But the Philadelphia Youth Network and the Camden program, along with most youth programs, spend extra money on training.
In Camden, the young workers will begin their program with a three-day orientation.
In Philadelphia, "we have a Friday seminar," said Stacy Holland, the network’s chief operation officer. The weekly seminars provide reinforcement for soft skills such as punctuality and proper dress, while also giving students a chance to talk over what happened on the job.
The network also provides support and training to the businesses that take on youngsters. It holds seminars on employment law, as well as on how to handle the sometimes tricky issues that may arise with a teenage workforce.
One topic that comes up, for example, is professional dress. Holland said young people in the program may be wearing their best clothes to work, but their best clothes might be more appropriate in the neighborhood than the office. Or there might be a financial issue — some teenagers who come into the program are homeless.
Part of her solution, she said, may be to take the interns on a field trip to Liberty Place in Center City, where many office workers visit the food court. She and the interns look at passersby and evaluate their clothing.
That kind of help proved invaluable to Jannette Rivera, 21, of North Philadelphia, a graduate of Kensington Business and Finance High School.
Homeless as a youngster, with a mother whose formal education stopped in sixth grade, Rivera could be the poster child for the long-term value of a summer job for teenagers.
Now completing her freshman year at Connecticut College, Rivera worked at a nonprofit, a financial institution, and at Independence Blue Cross, where her immediate supervisor was then-chief executive Joseph Frick. She even had the opportunity to introduce former President Bill Clinton at an event at the National Constitution Center.

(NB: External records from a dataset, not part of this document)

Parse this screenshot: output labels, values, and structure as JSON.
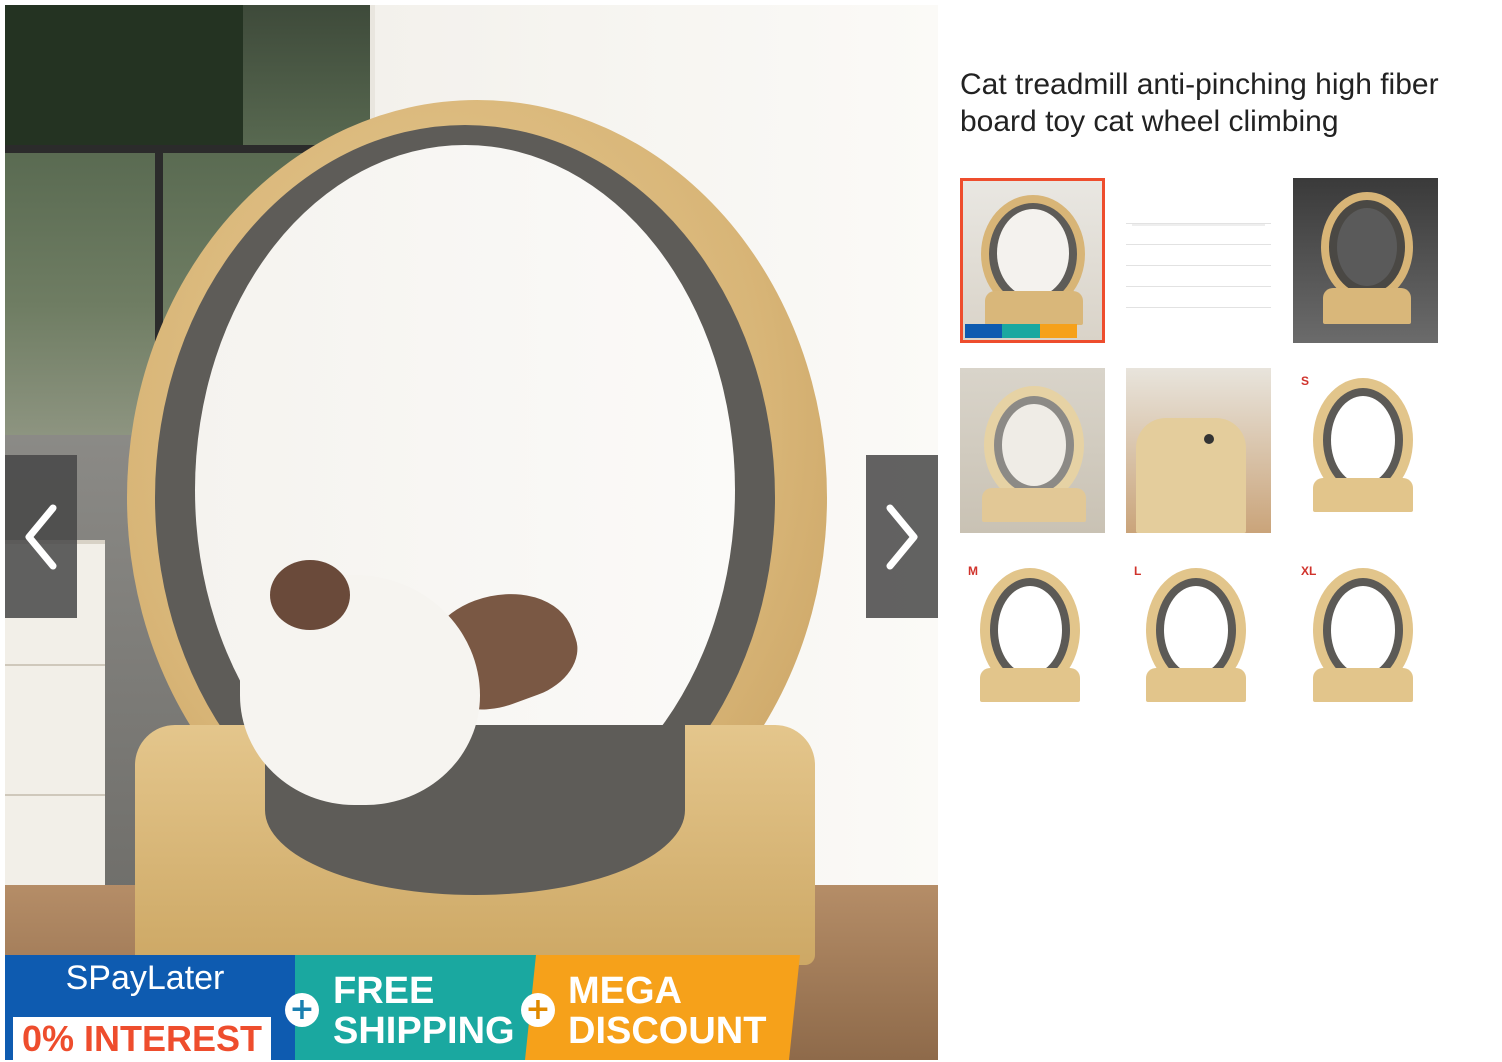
{
  "product": {
    "title": "Cat treadmill anti-pinching high fiber board toy cat wheel climbing"
  },
  "viewer": {
    "prev_icon": "chevron-left-icon",
    "next_icon": "chevron-right-icon"
  },
  "promo": {
    "spaylater": "SPayLater",
    "interest": "0% INTEREST",
    "free_line1": "FREE",
    "free_line2": "SHIPPING",
    "mega_line1": "MEGA",
    "mega_line2": "DISCOUNT",
    "colors": {
      "blue": "#0e5bb0",
      "teal": "#1aa8a0",
      "orange": "#f6a11a",
      "red": "#ee4d2d"
    }
  },
  "thumbnails": [
    {
      "label": "",
      "kind": "product-photo",
      "active": true
    },
    {
      "label": "",
      "kind": "size-table",
      "active": false
    },
    {
      "label": "",
      "kind": "dark-photo",
      "active": false
    },
    {
      "label": "",
      "kind": "angle-photo",
      "active": false
    },
    {
      "label": "",
      "kind": "detail-photo",
      "active": false
    },
    {
      "label": "S",
      "kind": "size-diagram",
      "active": false
    },
    {
      "label": "M",
      "kind": "size-diagram",
      "active": false
    },
    {
      "label": "L",
      "kind": "size-diagram",
      "active": false
    },
    {
      "label": "XL",
      "kind": "size-diagram",
      "active": false
    }
  ]
}
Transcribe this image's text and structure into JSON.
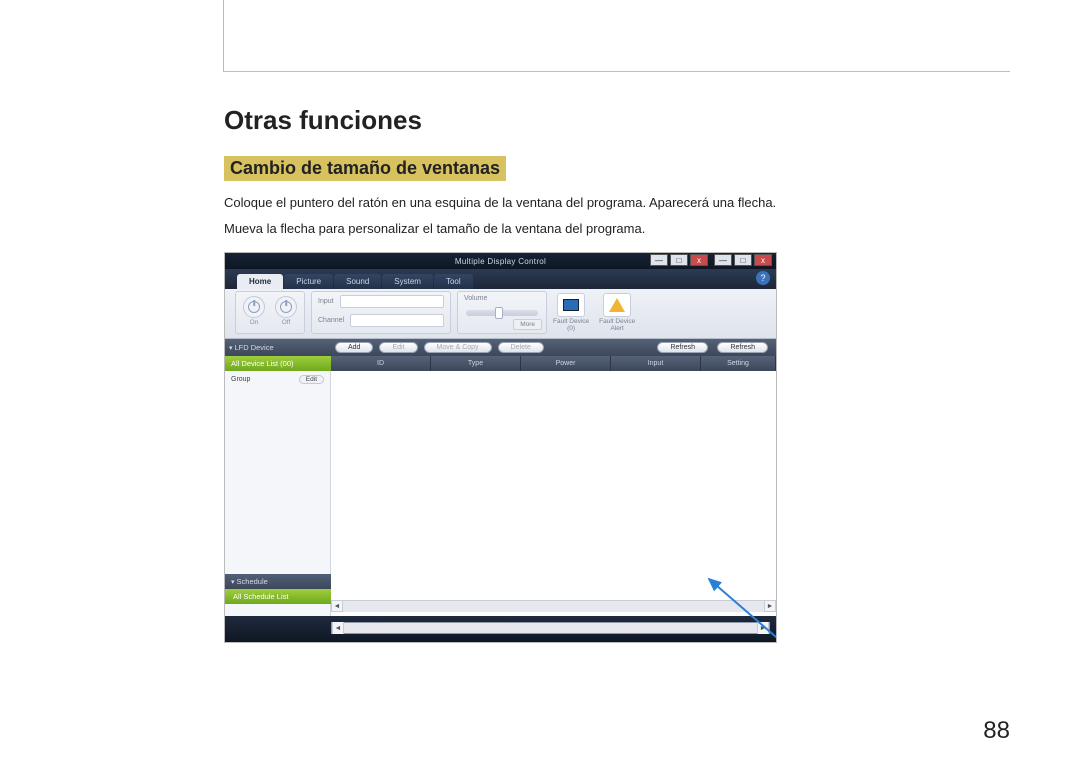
{
  "page_number": "88",
  "headings": {
    "section": "Otras funciones",
    "sub": "Cambio de tamaño de ventanas"
  },
  "paragraphs": {
    "p1": "Coloque el puntero del ratón en una esquina de la ventana del programa. Aparecerá una flecha.",
    "p2": "Mueva la flecha para personalizar el tamaño de la ventana del programa."
  },
  "app": {
    "title": "Multiple Display Control",
    "window_buttons": {
      "min": "—",
      "max": "□",
      "close": "x"
    },
    "tabs": [
      "Home",
      "Picture",
      "Sound",
      "System",
      "Tool"
    ],
    "active_tab": "Home",
    "help_label": "?",
    "ribbon": {
      "power": {
        "on": "On",
        "off": "Off"
      },
      "input_label": "Input",
      "channel_label": "Channel",
      "volume_label": "Volume",
      "more": "More",
      "fault_device_count": "Fault Device\n(0)",
      "fault_device_alert": "Fault Device\nAlert"
    },
    "toolbar": {
      "section": "LFD Device",
      "add": "Add",
      "edit": "Edit",
      "move_copy": "Move & Copy",
      "delete": "Delete",
      "refresh": "Refresh"
    },
    "sidebar": {
      "all_devices": "All Device List (00)",
      "group": "Group",
      "edit": "Edit",
      "schedule": "Schedule",
      "schedule_list": "All Schedule List"
    },
    "columns": [
      "ID",
      "Type",
      "Power",
      "Input",
      "Setting"
    ],
    "refresh2": "Refresh"
  }
}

"We’re from the poor working class and I’d never been in the business world and never had access to the business world or insight into the business world," Rivera said.
"She’s a special person," Frick said. "What she embodies for me is the fact that young people have incredible personal and professional potential."
In a study the youth network commissioned, employers said that their prime motivation in participating was philanthropic but that they expected to get some work out of the students.
That requires finesse. John Clayton, who runs Independence Blue Cross’ high school intern program, said the biggest challenge was finding enough work for the students, partly because they finish assignments faster than he expected.
"Our students do real work," he said.
"You have to have the right expectations," Mirkin, the event planner, said, adding that he had noticed the teens are pros at Internet research. "Give them a research project — find out where I can get 5,000 red chairs."
When they arrive, he said, they get a quick seminar on phone and e-mail etiquette. "Within an hour, they are able to answer the phone and screen the calls. If they do that, and the research, it more than pays off the investment."
Contact Jane M. Von Bergen at 215-854-2769, email@example.com, or follow @JaneVonBergen on Twitter. Read her "Jobbing" blog at www.philly.com/jobbing.